Call In the Consultants
The wait is almost over. After all of the excitement and preparation it is almost here. I am not talking about Euro 2012 – although I am excited as any football lover (my money is on the Germans in case you were wondering) - I am referring to auto-enrolment in the UK.
The UK’s preparedness for the change, or more pertinently lack of it, greatly worries me. A recent poll by Jelf Benefits shows just one in three employers is prepared for auto-enrolment.
I have just returned from PLANSPONSOR’s National Conference in Chicago. It was a conference that really brought home just how far behind the UK lags the US in DC pensions provision.
The worst part is the US beats itself up about its perceived lack of investment knowledge among its citizens. It has had DC 401k plans since the 1970s and has lived with auto-enrolment since 1998.
The conference contained speeches by the superstars of the US pensions industry. Mark Iwry, the top pensions man in US government and reader of PLANSPONSOR magazine no less, gave the opening address and detailed the journey the US has been on in its DC provision over the past three decades or so. There has been a lot of navel gazing and quite frankly this is an industry that is beating itself up over the country’s lack of investment knowledge and regret that it did not involve consultants to provide investment advice right from the get-go to improve pension pots.
In the UK, we face the introduction of auto-enrolment where investment knowledge is pretty much non-existent among the people expected to enrol into DC schemes, where people are charged if they want to consolidate their DC pension pots and where most people are likely to opt for the default fund option.
Rather than do anything about this, we throw our hands up into the air and say that we should just improve the default fund option rather than offer proper investment advice or enlist consultancies to help ensure people on DC schemes make informed investment options and do what is right for their future retirement.
One of the speakers at the Chicago conference gave the example of Kodak’s discovery of digital photography in the 1970s and how this idea was buried as it would harm the company’s huge camera film sales. It was a reminder that the whole point of any pension plan is that it should be run in the interests of the people paying money into pension pots not the industry that seeks to serve it.
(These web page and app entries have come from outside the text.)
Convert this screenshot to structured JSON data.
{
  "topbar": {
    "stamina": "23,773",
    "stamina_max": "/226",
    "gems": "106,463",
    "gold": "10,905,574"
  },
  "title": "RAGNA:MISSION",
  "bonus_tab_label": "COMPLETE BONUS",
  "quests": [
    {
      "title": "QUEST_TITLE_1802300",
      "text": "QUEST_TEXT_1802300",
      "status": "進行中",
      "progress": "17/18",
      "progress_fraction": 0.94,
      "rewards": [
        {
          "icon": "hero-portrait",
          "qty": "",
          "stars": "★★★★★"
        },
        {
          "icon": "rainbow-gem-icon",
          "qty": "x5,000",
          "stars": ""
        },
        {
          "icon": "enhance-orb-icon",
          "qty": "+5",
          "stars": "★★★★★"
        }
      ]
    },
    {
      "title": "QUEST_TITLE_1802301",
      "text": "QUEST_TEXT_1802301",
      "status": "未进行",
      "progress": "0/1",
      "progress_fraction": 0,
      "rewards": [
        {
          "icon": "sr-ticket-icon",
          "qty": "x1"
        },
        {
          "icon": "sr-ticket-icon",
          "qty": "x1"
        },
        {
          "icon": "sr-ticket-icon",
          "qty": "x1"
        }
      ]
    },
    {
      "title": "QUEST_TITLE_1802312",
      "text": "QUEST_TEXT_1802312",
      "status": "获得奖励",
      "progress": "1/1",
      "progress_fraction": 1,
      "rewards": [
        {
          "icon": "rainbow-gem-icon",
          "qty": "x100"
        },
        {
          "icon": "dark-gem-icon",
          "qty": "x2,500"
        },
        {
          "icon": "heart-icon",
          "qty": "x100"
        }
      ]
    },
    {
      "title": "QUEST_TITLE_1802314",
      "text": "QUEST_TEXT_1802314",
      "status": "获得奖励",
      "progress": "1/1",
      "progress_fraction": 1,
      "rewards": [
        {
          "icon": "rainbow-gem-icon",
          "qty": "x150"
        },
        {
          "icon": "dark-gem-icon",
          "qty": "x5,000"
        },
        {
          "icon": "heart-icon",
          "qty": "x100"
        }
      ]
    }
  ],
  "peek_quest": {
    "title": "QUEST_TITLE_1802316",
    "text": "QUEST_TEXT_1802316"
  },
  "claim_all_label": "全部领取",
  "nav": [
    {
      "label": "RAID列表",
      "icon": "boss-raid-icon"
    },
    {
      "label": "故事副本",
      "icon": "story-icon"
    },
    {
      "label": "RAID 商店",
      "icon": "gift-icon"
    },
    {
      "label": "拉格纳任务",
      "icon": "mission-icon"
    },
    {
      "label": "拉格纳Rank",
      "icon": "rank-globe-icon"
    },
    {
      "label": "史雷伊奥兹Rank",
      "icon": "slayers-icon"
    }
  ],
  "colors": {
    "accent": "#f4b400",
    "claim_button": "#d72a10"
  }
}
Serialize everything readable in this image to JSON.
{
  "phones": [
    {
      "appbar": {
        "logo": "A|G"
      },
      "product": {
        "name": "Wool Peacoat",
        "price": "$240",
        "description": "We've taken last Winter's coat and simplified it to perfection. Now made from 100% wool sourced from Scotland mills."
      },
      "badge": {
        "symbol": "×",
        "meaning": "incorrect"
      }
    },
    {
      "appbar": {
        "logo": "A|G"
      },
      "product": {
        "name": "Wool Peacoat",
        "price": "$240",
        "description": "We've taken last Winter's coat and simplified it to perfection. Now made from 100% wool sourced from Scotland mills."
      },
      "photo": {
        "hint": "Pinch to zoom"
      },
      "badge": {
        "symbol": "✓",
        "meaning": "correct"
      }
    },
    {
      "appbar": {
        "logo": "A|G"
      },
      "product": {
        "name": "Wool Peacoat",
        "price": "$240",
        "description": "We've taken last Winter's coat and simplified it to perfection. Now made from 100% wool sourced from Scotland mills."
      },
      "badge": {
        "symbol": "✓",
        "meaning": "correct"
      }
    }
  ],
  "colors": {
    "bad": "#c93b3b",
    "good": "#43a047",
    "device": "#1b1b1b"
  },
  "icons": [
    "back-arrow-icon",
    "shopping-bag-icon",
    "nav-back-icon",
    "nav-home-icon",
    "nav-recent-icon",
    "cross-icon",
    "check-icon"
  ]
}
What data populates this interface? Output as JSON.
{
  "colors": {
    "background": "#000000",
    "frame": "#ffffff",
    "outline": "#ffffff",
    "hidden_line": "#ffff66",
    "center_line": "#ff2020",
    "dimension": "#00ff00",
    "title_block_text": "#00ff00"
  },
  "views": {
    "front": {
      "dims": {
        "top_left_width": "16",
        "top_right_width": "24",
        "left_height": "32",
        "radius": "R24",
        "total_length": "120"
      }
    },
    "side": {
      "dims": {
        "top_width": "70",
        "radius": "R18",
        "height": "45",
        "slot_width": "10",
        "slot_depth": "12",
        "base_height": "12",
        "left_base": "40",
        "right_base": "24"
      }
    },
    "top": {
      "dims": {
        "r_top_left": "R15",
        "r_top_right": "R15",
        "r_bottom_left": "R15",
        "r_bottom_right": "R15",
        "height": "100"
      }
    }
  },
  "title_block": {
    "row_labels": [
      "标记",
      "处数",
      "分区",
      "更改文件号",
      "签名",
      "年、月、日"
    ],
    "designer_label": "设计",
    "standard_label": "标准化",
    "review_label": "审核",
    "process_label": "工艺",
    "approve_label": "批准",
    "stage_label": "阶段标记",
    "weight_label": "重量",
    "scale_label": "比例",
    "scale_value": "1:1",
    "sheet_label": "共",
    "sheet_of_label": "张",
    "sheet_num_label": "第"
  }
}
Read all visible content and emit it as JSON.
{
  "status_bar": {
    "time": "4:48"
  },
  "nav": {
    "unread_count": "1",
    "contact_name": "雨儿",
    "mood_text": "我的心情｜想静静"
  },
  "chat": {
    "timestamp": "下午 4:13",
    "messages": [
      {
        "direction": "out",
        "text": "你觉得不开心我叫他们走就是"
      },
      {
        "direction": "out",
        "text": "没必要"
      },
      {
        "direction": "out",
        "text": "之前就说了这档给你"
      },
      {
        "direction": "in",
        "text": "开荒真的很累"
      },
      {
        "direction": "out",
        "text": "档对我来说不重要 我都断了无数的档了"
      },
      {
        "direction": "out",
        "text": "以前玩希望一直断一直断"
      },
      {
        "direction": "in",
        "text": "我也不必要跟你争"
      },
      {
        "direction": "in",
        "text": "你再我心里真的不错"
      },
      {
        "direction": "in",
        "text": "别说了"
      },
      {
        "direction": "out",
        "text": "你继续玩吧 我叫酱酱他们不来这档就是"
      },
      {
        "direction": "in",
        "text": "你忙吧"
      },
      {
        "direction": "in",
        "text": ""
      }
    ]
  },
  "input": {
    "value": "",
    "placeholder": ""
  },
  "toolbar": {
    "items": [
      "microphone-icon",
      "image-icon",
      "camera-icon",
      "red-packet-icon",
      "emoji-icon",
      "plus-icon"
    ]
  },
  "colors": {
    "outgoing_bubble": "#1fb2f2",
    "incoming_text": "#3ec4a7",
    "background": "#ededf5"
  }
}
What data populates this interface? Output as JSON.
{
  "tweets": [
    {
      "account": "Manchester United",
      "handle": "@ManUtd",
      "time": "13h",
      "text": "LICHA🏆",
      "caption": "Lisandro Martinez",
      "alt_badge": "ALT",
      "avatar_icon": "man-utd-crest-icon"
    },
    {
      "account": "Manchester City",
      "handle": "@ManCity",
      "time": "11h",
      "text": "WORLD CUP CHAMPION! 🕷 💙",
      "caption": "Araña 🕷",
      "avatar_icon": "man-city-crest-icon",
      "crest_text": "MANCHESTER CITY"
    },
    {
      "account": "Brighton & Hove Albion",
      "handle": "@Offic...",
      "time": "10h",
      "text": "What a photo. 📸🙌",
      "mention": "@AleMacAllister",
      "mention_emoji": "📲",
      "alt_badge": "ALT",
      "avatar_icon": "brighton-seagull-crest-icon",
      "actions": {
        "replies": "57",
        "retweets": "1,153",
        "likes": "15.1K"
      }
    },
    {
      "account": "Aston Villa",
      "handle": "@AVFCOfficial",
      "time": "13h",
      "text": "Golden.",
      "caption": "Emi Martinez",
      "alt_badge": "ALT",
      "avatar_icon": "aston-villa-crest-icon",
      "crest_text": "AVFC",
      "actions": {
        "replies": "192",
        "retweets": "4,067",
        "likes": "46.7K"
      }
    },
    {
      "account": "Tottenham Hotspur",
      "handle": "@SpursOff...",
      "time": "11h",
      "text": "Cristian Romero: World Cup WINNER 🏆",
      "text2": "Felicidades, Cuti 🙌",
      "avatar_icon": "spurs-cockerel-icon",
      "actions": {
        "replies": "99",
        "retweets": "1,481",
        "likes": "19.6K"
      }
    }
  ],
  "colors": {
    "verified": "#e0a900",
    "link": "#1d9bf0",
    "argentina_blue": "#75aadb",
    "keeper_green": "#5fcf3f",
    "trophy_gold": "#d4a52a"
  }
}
To quote one John Lennon: “You may say I’m a dreamer, but I’m not the only one.” I hope one day you’ll join us and we’ll all have an adequate pension to retire on.